B4: Role of severe obesity in healing of muscle injuries

PIs: U. Knippschild, M. Wabitsch

In obesity, adipose tissue functions are dysregulated leading to changes in the release of growth factors, adipocytokines, cytokines, chemokines, hormones, and fatty acids, which are secreted from adipocytes and macrophages resident in white adipose tissue. These changes affect lipid metabolism, glucose homoeostasis, inflammation, angiogenesis, haemostasis, and blood pressure. In addition, the ectopic lipid accumulation in organs and tissues can lead to severe co-morbidities including heart disease, diabetes, metabolic syndrome, hypertension, sleep apnea, and cancer. Furthermore, there is increasing evidence that obesity impairs tissue regeneration processes after trauma. For example, obesity negatively affects regeneration of skeletal muscle injuries, yet the underlying mechanisms have not been elucidated. Muscle regeneration can be divided into an initial response, i.e. the peak inflammation and degenerative response, and the structural and functional recovery phase. It is a highly synchronised process demanding the timely coordinated activation of different cellular responses by many different signalling molecules. There is evidence that toxic lipid metabolites and pro-inflammatory adipocytokines and chemokines as well as leptin and insulin resistance impair these processes, especially muscle satellite activation and functions, finally resulting in decreased regenerative ability. The aim of our project is to investigate (i) the role of lipid metabolites and fatty acids on muscle regeneration, (ii) the consequences of an altered interplay between macrophages and stem cells on muscle regeneration, and (iii) how changes in signal transduction pathways affect satellite cell physiology. The results of our project will lead to the identification of new obesity-related fac­tors with prognostic and therapeutic relevance in regard to muscle regeneration after injury.

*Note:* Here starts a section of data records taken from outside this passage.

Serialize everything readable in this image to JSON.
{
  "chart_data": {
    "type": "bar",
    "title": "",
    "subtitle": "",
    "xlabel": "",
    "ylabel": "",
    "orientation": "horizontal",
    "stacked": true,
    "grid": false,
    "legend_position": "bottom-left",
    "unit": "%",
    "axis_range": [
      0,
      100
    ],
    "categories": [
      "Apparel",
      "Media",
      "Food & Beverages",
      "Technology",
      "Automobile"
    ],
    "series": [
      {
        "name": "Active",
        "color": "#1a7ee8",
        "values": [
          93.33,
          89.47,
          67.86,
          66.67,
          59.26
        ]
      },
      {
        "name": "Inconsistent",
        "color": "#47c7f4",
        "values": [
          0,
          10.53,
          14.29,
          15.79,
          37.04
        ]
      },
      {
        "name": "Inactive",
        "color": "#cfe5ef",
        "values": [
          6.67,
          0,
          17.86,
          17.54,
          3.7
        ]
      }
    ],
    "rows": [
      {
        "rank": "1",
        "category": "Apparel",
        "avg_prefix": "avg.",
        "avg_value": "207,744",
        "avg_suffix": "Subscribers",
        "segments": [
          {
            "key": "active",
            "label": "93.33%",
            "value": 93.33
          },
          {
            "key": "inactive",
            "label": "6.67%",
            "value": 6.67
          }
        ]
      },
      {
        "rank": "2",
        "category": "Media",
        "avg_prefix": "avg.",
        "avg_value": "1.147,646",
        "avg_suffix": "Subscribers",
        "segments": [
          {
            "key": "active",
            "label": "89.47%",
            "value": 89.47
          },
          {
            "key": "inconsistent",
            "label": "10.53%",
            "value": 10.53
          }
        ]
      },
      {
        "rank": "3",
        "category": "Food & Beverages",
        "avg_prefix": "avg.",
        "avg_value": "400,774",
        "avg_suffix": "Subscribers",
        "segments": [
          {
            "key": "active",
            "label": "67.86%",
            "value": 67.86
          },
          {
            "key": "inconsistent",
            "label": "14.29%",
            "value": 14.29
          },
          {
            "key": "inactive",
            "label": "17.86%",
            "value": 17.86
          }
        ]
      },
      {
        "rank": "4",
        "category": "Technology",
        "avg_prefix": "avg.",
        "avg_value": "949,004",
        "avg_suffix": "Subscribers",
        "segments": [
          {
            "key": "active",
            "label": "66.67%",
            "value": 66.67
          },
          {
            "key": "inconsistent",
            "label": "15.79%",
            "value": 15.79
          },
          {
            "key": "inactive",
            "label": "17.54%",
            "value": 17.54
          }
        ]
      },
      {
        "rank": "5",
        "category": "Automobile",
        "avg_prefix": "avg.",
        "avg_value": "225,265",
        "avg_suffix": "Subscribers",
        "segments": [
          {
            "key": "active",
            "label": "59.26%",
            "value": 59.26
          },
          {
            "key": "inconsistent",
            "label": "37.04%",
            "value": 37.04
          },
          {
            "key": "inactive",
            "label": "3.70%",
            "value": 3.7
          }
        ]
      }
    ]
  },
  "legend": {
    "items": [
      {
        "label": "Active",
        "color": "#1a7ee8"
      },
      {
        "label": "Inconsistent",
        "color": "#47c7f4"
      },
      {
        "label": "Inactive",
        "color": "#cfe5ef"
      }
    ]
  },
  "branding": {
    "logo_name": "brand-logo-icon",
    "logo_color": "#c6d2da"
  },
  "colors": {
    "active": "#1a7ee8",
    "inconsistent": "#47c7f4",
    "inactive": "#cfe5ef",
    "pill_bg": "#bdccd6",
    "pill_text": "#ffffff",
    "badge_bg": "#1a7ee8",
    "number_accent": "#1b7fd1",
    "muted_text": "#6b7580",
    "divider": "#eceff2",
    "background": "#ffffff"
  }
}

Prof. Dr. Uwe Knippschild
Universitätsklinikum Ulm
Zentrum für Chirurgie
Klinik für Allgemein- und Viszeralchirurgie
Albert-Einstein-Allee 23
89081 Ulm
Tel.: +49 731 500 53580
Fax: +49 731 500 53582


Prof. Dr. Martin Wabitsch
Universitätsklinikum Ulm
Klinik für Kinder- und Jugendmedizin 
Sektion Pädiatrische Endokrinologie u. Diabetologie 
Interdisziplinäre Adipositasambulanz 
Eythstr. 24
89075 Ulm
Tel.: +49 731 500 57401
Fax: +49 731 500 57407

Influence of obesity on inflammatory responses and cross talk of immune cells (mod. from Pillon et al. 2013)
Interactions between immune cells and muscle cells after injury are influenced by obesity released factors and obesity related metabolic dysfunction